TASK GOAL |
Would you please return all of the entries below exactly as shown?
*** TASK DATA ***
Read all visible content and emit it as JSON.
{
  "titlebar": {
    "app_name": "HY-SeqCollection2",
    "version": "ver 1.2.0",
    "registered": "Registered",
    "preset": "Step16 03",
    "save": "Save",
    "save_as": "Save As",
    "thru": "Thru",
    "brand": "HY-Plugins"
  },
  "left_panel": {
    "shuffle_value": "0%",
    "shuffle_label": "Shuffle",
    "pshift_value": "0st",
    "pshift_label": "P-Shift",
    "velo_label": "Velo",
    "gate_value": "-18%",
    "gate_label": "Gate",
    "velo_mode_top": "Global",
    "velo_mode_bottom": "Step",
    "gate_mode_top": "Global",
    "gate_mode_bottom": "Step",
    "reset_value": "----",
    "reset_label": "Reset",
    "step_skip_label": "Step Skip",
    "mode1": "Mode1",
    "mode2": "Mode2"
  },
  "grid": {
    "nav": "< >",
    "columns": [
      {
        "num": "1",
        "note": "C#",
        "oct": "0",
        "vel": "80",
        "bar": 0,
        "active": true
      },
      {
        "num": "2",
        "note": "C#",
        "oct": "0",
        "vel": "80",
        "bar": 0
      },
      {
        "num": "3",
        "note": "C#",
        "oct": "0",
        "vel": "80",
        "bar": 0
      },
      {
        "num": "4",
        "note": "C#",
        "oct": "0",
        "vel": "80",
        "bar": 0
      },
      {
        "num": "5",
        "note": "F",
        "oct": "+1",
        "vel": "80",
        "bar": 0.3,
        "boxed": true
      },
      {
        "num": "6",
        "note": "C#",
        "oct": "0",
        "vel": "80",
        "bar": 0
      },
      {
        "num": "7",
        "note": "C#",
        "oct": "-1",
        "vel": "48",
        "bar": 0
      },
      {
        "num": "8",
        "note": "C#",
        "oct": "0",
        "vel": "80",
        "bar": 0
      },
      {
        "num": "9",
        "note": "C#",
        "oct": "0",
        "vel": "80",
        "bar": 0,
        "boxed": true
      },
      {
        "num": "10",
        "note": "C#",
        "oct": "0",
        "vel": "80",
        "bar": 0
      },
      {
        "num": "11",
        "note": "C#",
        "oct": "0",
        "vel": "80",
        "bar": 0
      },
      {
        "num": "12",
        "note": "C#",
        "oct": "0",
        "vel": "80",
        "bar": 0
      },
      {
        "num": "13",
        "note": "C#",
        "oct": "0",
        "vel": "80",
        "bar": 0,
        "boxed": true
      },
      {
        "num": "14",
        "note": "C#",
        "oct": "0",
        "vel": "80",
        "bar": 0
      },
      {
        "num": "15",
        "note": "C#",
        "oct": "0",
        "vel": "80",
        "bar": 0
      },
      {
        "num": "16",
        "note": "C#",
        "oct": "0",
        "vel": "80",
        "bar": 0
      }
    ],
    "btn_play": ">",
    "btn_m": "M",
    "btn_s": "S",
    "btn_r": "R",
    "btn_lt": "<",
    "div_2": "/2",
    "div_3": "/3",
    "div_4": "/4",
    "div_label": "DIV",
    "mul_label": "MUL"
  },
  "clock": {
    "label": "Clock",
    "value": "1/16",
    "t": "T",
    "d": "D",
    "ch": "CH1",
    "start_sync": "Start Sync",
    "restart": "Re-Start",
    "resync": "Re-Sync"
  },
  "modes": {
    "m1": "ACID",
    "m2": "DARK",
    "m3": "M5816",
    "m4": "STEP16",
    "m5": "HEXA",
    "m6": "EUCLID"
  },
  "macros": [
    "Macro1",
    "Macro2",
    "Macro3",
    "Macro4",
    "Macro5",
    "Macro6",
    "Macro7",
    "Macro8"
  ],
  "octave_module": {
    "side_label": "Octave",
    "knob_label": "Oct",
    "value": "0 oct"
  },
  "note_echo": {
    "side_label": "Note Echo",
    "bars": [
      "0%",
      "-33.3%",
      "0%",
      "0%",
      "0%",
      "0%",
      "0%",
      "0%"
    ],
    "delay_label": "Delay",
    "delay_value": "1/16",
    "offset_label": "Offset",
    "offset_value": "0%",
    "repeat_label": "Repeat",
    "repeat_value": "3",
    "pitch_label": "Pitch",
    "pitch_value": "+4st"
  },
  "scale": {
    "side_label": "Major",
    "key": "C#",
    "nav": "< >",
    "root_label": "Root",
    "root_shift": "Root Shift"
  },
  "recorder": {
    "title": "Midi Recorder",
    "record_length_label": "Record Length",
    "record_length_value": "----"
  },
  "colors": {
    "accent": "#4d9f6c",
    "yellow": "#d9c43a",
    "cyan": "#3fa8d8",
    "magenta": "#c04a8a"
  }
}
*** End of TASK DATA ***
SOLUTION |
Read all visible content and emit it as JSON.
{
  "titlebar": {
    "app_name": "HY-SeqCollection2",
    "version": "ver 1.2.0",
    "registered": "Registered",
    "preset": "Step16 03",
    "save": "Save",
    "save_as": "Save As",
    "thru": "Thru",
    "brand": "HY-Plugins"
  },
  "left_panel": {
    "shuffle_value": "0%",
    "shuffle_label": "Shuffle",
    "pshift_value": "0st",
    "pshift_label": "P-Shift",
    "velo_label": "Velo",
    "gate_value": "-18%",
    "gate_label": "Gate",
    "velo_mode_top": "Global",
    "velo_mode_bottom": "Step",
    "gate_mode_top": "Global",
    "gate_mode_bottom": "Step",
    "reset_value": "----",
    "reset_label": "Reset",
    "step_skip_label": "Step Skip",
    "mode1": "Mode1",
    "mode2": "Mode2"
  },
  "grid": {
    "nav": "< >",
    "columns": [
      {
        "num": "1",
        "note": "C#",
        "oct": "0",
        "vel": "80",
        "bar": 0,
        "active": true
      },
      {
        "num": "2",
        "note": "C#",
        "oct": "0",
        "vel": "80",
        "bar": 0
      },
      {
        "num": "3",
        "note": "C#",
        "oct": "0",
        "vel": "80",
        "bar": 0
      },
      {
        "num": "4",
        "note": "C#",
        "oct": "0",
        "vel": "80",
        "bar": 0
      },
      {
        "num": "5",
        "note": "F",
        "oct": "+1",
        "vel": "80",
        "bar": 0.3,
        "boxed": true
      },
      {
        "num": "6",
        "note": "C#",
        "oct": "0",
        "vel": "80",
        "bar": 0
      },
      {
        "num": "7",
        "note": "C#",
        "oct": "-1",
        "vel": "48",
        "bar": 0
      },
      {
        "num": "8",
        "note": "C#",
        "oct": "0",
        "vel": "80",
        "bar": 0
      },
      {
        "num": "9",
        "note": "C#",
        "oct": "0",
        "vel": "80",
        "bar": 0,
        "boxed": true
      },
      {
        "num": "10",
        "note": "C#",
        "oct": "0",
        "vel": "80",
        "bar": 0
      },
      {
        "num": "11",
        "note": "C#",
        "oct": "0",
        "vel": "80",
        "bar": 0
      },
      {
        "num": "12",
        "note": "C#",
        "oct": "0",
        "vel": "80",
        "bar": 0
      },
      {
        "num": "13",
        "note": "C#",
        "oct": "0",
        "vel": "80",
        "bar": 0,
        "boxed": true
      },
      {
        "num": "14",
        "note": "C#",
        "oct": "0",
        "vel": "80",
        "bar": 0
      },
      {
        "num": "15",
        "note": "C#",
        "oct": "0",
        "vel": "80",
        "bar": 0
      },
      {
        "num": "16",
        "note": "C#",
        "oct": "0",
        "vel": "80",
        "bar": 0
      }
    ],
    "btn_play": ">",
    "btn_m": "M",
    "btn_s": "S",
    "btn_r": "R",
    "btn_lt": "<",
    "div_2": "/2",
    "div_3": "/3",
    "div_4": "/4",
    "div_label": "DIV",
    "mul_label": "MUL"
  },
  "clock": {
    "label": "Clock",
    "value": "1/16",
    "t": "T",
    "d": "D",
    "ch": "CH1",
    "start_sync": "Start Sync",
    "restart": "Re-Start",
    "resync": "Re-Sync"
  },
  "modes": {
    "m1": "ACID",
    "m2": "DARK",
    "m3": "M5816",
    "m4": "STEP16",
    "m5": "HEXA",
    "m6": "EUCLID"
  },
  "macros": [
    "Macro1",
    "Macro2",
    "Macro3",
    "Macro4",
    "Macro5",
    "Macro6",
    "Macro7",
    "Macro8"
  ],
  "octave_module": {
    "side_label": "Octave",
    "knob_label": "Oct",
    "value": "0 oct"
  },
  "note_echo": {
    "side_label": "Note Echo",
    "bars": [
      "0%",
      "-33.3%",
      "0%",
      "0%",
      "0%",
      "0%",
      "0%",
      "0%"
    ],
    "delay_label": "Delay",
    "delay_value": "1/16",
    "offset_label": "Offset",
    "offset_value": "0%",
    "repeat_label": "Repeat",
    "repeat_value": "3",
    "pitch_label": "Pitch",
    "pitch_value": "+4st"
  },
  "scale": {
    "side_label": "Major",
    "key": "C#",
    "nav": "< >",
    "root_label": "Root",
    "root_shift": "Root Shift"
  },
  "recorder": {
    "title": "Midi Recorder",
    "record_length_label": "Record Length",
    "record_length_value": "----"
  },
  "colors": {
    "accent": "#4d9f6c",
    "yellow": "#d9c43a",
    "cyan": "#3fa8d8",
    "magenta": "#c04a8a"
  }
}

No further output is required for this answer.